Citation: Stoneback RA, Burrell AG, Klenzing J and Smith J (2023) The pysat ecosystem. Front. Astron. Space Sci. 10:1119775. doi: 10.3389/fspas.2023.1119775

Received: 09 December 2022; Accepted: 28 February 2023;
Published: 27 April 2023.

Edited by:

Jonathan Eastwood, Imperial College London, United Kingdom

Reviewed by:

Arnaud Masson, European Space Astronomy Centre (ESAC), Spain
Peter Chi, University of California, Los Angeles, United States

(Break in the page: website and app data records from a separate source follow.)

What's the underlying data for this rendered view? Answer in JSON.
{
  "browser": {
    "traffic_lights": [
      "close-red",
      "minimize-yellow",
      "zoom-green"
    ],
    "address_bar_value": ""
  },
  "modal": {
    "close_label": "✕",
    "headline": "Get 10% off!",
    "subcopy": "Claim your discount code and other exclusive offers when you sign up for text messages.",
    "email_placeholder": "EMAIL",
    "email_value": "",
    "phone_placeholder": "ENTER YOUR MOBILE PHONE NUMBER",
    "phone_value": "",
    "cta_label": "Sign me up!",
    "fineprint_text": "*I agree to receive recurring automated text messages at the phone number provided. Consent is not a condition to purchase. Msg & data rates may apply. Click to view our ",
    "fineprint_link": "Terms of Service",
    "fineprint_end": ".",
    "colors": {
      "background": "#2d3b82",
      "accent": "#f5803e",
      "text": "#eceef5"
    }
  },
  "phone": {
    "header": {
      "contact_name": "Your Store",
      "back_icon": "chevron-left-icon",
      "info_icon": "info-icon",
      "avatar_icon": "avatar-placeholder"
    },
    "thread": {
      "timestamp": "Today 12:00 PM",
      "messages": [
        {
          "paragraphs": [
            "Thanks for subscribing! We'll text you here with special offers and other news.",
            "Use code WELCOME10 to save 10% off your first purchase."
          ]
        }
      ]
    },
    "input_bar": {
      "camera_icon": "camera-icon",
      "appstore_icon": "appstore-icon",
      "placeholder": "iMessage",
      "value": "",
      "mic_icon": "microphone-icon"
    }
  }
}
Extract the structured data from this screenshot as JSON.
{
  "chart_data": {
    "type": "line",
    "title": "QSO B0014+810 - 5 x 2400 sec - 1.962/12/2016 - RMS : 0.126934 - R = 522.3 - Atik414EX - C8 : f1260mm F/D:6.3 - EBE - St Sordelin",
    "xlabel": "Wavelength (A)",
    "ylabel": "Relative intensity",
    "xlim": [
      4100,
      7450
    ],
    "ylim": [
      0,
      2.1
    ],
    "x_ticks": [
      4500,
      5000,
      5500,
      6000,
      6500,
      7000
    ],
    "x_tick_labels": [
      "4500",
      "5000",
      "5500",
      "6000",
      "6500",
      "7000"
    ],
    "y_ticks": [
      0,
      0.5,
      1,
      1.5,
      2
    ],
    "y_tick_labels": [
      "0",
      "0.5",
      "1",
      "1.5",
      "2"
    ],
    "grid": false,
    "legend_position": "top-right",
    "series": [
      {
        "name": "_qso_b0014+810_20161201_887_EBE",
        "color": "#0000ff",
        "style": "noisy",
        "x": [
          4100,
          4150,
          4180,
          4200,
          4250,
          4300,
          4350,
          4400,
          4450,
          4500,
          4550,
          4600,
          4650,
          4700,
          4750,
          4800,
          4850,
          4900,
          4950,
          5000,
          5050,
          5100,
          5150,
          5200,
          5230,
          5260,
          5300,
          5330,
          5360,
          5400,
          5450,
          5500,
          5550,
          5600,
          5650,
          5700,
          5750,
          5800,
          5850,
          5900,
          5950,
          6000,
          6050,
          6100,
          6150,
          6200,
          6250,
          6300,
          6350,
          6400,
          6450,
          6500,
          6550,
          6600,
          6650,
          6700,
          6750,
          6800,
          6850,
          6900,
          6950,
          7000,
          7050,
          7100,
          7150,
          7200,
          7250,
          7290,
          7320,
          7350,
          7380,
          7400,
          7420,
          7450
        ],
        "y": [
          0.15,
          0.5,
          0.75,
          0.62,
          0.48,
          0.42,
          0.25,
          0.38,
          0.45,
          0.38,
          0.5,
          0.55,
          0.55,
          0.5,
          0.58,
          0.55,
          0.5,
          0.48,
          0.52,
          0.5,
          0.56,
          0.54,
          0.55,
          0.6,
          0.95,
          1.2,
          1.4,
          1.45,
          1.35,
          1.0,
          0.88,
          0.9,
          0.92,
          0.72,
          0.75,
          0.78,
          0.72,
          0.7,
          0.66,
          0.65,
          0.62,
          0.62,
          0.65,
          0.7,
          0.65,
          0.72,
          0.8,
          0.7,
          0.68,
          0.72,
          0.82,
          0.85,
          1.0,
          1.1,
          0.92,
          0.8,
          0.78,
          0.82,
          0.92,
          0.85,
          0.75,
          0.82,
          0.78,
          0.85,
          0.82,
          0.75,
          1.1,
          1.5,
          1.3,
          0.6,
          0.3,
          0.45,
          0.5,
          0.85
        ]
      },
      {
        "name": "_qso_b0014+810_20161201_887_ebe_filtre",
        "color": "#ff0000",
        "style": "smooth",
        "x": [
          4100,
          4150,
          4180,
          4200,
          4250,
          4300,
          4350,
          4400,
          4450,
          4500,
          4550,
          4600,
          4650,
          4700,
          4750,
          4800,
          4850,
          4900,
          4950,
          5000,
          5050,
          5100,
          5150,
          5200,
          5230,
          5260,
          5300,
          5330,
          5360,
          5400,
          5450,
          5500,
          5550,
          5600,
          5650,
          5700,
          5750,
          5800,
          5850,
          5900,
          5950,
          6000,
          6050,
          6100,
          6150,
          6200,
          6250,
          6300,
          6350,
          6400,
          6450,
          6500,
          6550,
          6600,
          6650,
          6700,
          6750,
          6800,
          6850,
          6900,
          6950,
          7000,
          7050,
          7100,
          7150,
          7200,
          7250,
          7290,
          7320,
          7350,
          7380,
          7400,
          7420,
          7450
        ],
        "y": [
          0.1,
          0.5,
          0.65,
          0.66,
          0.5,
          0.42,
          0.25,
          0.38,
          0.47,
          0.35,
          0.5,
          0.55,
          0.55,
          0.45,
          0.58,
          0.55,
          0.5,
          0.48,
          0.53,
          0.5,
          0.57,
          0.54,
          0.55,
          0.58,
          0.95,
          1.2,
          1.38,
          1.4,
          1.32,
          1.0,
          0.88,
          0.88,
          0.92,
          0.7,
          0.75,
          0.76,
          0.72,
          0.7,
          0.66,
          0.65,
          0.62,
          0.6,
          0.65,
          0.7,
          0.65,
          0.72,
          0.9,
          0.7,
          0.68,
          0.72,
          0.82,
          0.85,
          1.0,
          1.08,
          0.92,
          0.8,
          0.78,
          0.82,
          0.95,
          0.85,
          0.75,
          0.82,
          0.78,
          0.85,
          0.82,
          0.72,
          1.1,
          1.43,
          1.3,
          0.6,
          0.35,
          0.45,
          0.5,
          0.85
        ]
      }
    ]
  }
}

Copyright © 2023 Stoneback, Burrell, Klenzing and Smith. This is an open-access article distributed under the terms of the Creative Commons Attribution License (CC BY). The use, distribution or reproduction in other forums is permitted, provided the original author(s) and the copyright owner(s) are credited and that the original publication in this journal is cited, in accordance with accepted academic practice. No use, distribution or reproduction is permitted which does not comply with these terms.

*Correspondence: R. A. Stoneback,